* _Materials provided_
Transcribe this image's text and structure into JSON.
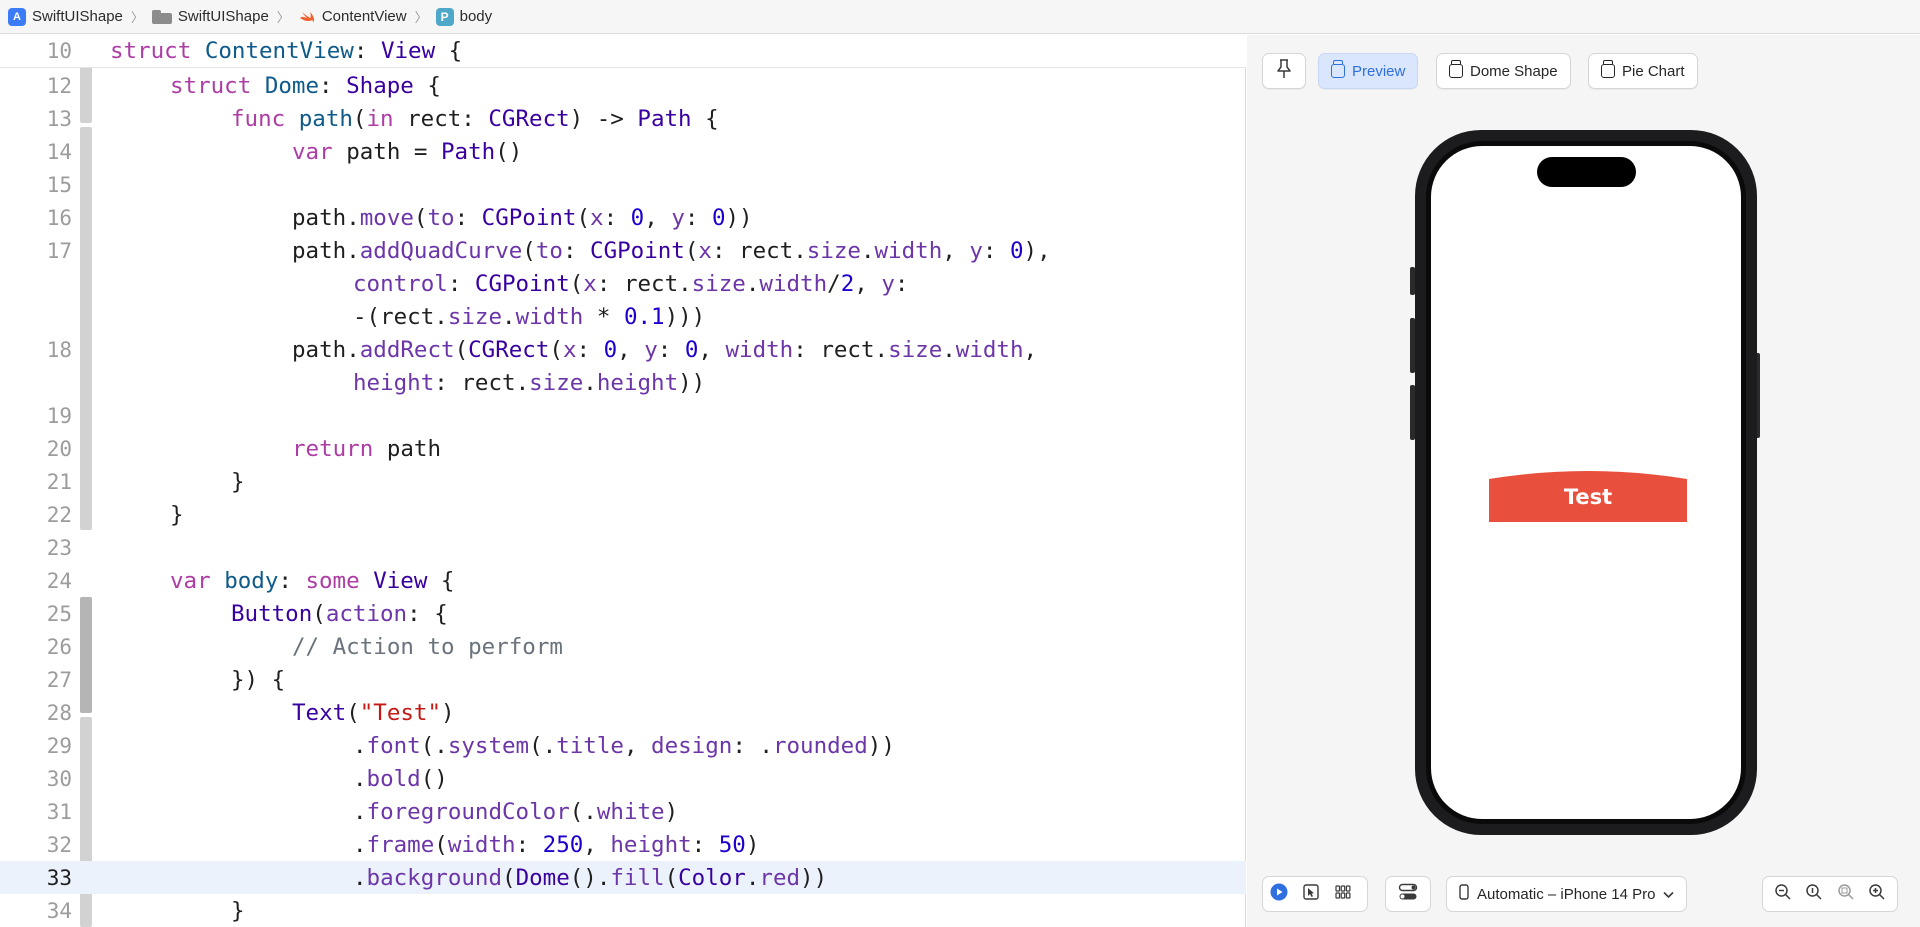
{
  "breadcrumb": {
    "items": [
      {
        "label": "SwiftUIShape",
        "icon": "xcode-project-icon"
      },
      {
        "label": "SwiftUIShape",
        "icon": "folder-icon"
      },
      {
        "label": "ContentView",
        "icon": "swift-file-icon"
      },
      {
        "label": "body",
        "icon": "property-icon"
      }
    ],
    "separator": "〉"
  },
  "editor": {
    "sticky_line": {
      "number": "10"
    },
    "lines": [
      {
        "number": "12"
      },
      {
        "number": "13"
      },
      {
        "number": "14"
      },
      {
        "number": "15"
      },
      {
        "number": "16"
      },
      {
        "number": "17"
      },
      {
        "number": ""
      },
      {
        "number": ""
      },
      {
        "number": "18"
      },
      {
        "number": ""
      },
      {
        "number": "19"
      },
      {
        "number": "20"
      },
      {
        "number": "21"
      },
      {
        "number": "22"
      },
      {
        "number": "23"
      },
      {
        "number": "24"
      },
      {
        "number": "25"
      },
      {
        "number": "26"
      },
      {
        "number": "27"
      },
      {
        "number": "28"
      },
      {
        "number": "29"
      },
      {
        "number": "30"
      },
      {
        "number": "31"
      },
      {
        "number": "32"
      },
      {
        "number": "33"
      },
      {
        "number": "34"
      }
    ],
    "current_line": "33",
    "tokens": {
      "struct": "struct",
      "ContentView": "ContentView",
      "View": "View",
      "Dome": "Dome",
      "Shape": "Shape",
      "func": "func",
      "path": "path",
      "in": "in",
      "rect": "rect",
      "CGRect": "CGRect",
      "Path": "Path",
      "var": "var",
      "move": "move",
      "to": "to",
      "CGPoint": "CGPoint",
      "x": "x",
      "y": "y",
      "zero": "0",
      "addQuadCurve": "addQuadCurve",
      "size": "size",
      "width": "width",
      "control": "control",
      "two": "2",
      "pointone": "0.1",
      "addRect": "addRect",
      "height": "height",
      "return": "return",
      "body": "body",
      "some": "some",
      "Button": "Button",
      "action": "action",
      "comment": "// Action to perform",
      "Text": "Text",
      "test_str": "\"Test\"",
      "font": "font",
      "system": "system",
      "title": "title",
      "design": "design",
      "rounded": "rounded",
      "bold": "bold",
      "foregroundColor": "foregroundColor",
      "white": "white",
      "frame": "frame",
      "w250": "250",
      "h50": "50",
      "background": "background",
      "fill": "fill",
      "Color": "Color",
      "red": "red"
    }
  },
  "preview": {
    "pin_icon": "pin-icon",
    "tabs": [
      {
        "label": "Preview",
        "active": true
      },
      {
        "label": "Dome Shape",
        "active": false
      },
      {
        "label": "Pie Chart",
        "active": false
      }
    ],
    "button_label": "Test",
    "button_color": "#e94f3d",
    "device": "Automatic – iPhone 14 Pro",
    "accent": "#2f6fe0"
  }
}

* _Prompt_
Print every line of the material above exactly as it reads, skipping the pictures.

* _Output for this task_
Transcribe this image's text and structure into JSON.
{
  "breadcrumb": {
    "items": [
      {
        "label": "SwiftUIShape",
        "icon": "xcode-project-icon"
      },
      {
        "label": "SwiftUIShape",
        "icon": "folder-icon"
      },
      {
        "label": "ContentView",
        "icon": "swift-file-icon"
      },
      {
        "label": "body",
        "icon": "property-icon"
      }
    ],
    "separator": "〉"
  },
  "editor": {
    "sticky_line": {
      "number": "10"
    },
    "lines": [
      {
        "number": "12"
      },
      {
        "number": "13"
      },
      {
        "number": "14"
      },
      {
        "number": "15"
      },
      {
        "number": "16"
      },
      {
        "number": "17"
      },
      {
        "number": ""
      },
      {
        "number": ""
      },
      {
        "number": "18"
      },
      {
        "number": ""
      },
      {
        "number": "19"
      },
      {
        "number": "20"
      },
      {
        "number": "21"
      },
      {
        "number": "22"
      },
      {
        "number": "23"
      },
      {
        "number": "24"
      },
      {
        "number": "25"
      },
      {
        "number": "26"
      },
      {
        "number": "27"
      },
      {
        "number": "28"
      },
      {
        "number": "29"
      },
      {
        "number": "30"
      },
      {
        "number": "31"
      },
      {
        "number": "32"
      },
      {
        "number": "33"
      },
      {
        "number": "34"
      }
    ],
    "current_line": "33",
    "tokens": {
      "struct": "struct",
      "ContentView": "ContentView",
      "View": "View",
      "Dome": "Dome",
      "Shape": "Shape",
      "func": "func",
      "path": "path",
      "in": "in",
      "rect": "rect",
      "CGRect": "CGRect",
      "Path": "Path",
      "var": "var",
      "move": "move",
      "to": "to",
      "CGPoint": "CGPoint",
      "x": "x",
      "y": "y",
      "zero": "0",
      "addQuadCurve": "addQuadCurve",
      "size": "size",
      "width": "width",
      "control": "control",
      "two": "2",
      "pointone": "0.1",
      "addRect": "addRect",
      "height": "height",
      "return": "return",
      "body": "body",
      "some": "some",
      "Button": "Button",
      "action": "action",
      "comment": "// Action to perform",
      "Text": "Text",
      "test_str": "\"Test\"",
      "font": "font",
      "system": "system",
      "title": "title",
      "design": "design",
      "rounded": "rounded",
      "bold": "bold",
      "foregroundColor": "foregroundColor",
      "white": "white",
      "frame": "frame",
      "w250": "250",
      "h50": "50",
      "background": "background",
      "fill": "fill",
      "Color": "Color",
      "red": "red"
    }
  },
  "preview": {
    "pin_icon": "pin-icon",
    "tabs": [
      {
        "label": "Preview",
        "active": true
      },
      {
        "label": "Dome Shape",
        "active": false
      },
      {
        "label": "Pie Chart",
        "active": false
      }
    ],
    "button_label": "Test",
    "button_color": "#e94f3d",
    "device": "Automatic – iPhone 14 Pro",
    "accent": "#2f6fe0"
  }
}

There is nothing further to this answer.